Records for this task
--
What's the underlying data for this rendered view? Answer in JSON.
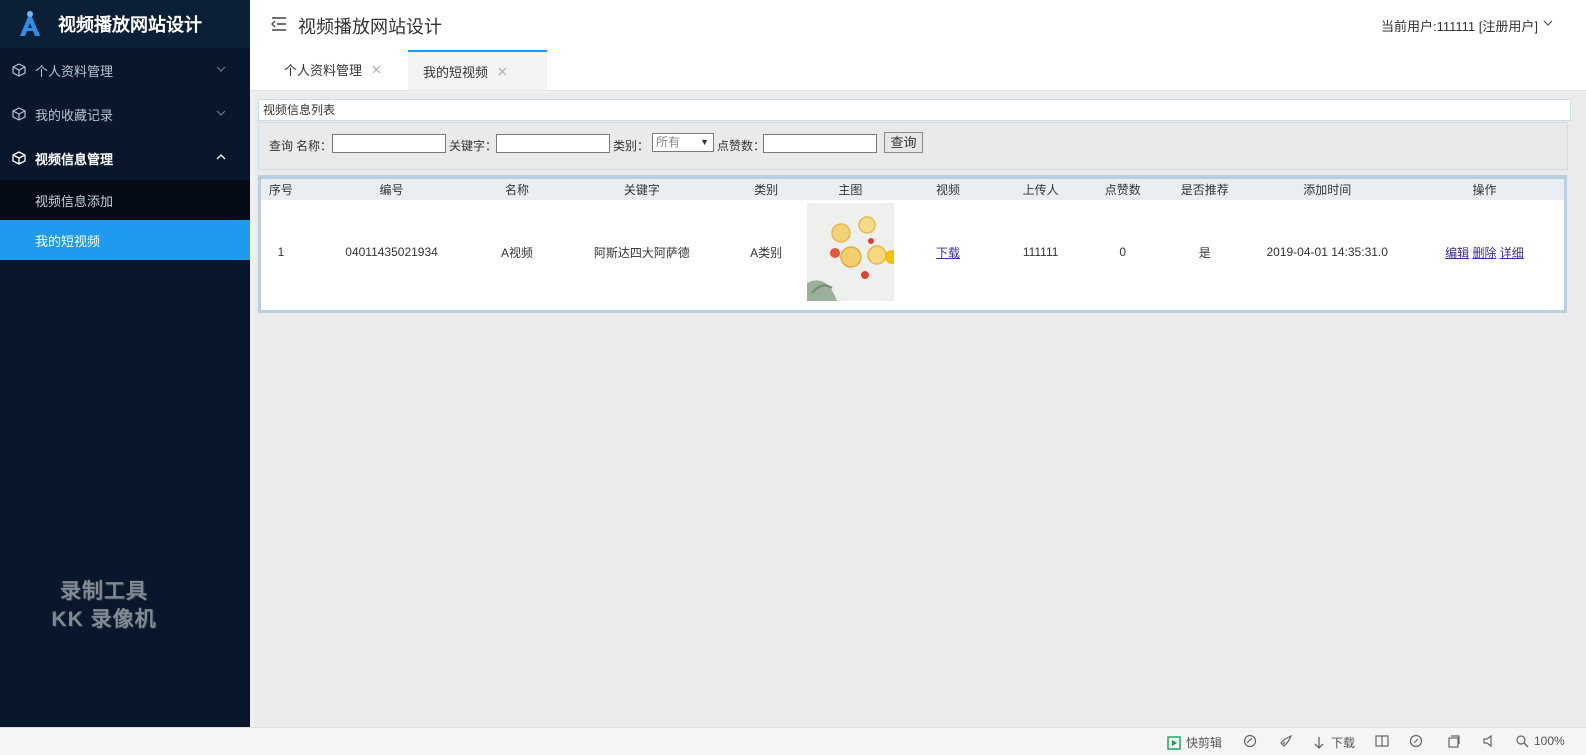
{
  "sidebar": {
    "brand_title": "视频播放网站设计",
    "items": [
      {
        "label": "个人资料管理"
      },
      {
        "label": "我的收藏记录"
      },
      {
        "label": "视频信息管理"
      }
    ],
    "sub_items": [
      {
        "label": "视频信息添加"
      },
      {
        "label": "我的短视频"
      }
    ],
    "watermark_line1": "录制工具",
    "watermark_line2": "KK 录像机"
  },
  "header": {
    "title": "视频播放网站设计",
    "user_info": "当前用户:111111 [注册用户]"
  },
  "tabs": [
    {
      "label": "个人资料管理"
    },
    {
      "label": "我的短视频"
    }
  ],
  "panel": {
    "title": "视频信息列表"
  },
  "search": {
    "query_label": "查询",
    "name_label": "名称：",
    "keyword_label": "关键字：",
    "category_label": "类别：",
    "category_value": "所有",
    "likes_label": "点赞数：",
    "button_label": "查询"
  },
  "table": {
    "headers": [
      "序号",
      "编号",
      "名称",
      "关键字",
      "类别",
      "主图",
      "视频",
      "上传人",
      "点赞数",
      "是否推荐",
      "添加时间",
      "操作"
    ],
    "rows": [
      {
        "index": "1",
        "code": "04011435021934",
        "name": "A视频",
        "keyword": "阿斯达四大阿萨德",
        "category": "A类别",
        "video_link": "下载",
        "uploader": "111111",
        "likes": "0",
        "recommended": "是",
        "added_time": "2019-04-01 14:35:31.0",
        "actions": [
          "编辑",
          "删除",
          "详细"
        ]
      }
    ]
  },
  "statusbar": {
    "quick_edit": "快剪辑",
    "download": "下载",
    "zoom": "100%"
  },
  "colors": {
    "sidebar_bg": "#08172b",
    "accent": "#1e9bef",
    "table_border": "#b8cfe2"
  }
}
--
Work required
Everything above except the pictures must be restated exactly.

Task result
What's the underlying data for this rendered view? Answer in JSON.
{
  "sidebar": {
    "brand_title": "视频播放网站设计",
    "items": [
      {
        "label": "个人资料管理"
      },
      {
        "label": "我的收藏记录"
      },
      {
        "label": "视频信息管理"
      }
    ],
    "sub_items": [
      {
        "label": "视频信息添加"
      },
      {
        "label": "我的短视频"
      }
    ],
    "watermark_line1": "录制工具",
    "watermark_line2": "KK 录像机"
  },
  "header": {
    "title": "视频播放网站设计",
    "user_info": "当前用户:111111 [注册用户]"
  },
  "tabs": [
    {
      "label": "个人资料管理"
    },
    {
      "label": "我的短视频"
    }
  ],
  "panel": {
    "title": "视频信息列表"
  },
  "search": {
    "query_label": "查询",
    "name_label": "名称：",
    "keyword_label": "关键字：",
    "category_label": "类别：",
    "category_value": "所有",
    "likes_label": "点赞数：",
    "button_label": "查询"
  },
  "table": {
    "headers": [
      "序号",
      "编号",
      "名称",
      "关键字",
      "类别",
      "主图",
      "视频",
      "上传人",
      "点赞数",
      "是否推荐",
      "添加时间",
      "操作"
    ],
    "rows": [
      {
        "index": "1",
        "code": "04011435021934",
        "name": "A视频",
        "keyword": "阿斯达四大阿萨德",
        "category": "A类别",
        "video_link": "下载",
        "uploader": "111111",
        "likes": "0",
        "recommended": "是",
        "added_time": "2019-04-01 14:35:31.0",
        "actions": [
          "编辑",
          "删除",
          "详细"
        ]
      }
    ]
  },
  "statusbar": {
    "quick_edit": "快剪辑",
    "download": "下载",
    "zoom": "100%"
  },
  "colors": {
    "sidebar_bg": "#08172b",
    "accent": "#1e9bef",
    "table_border": "#b8cfe2"
  }
}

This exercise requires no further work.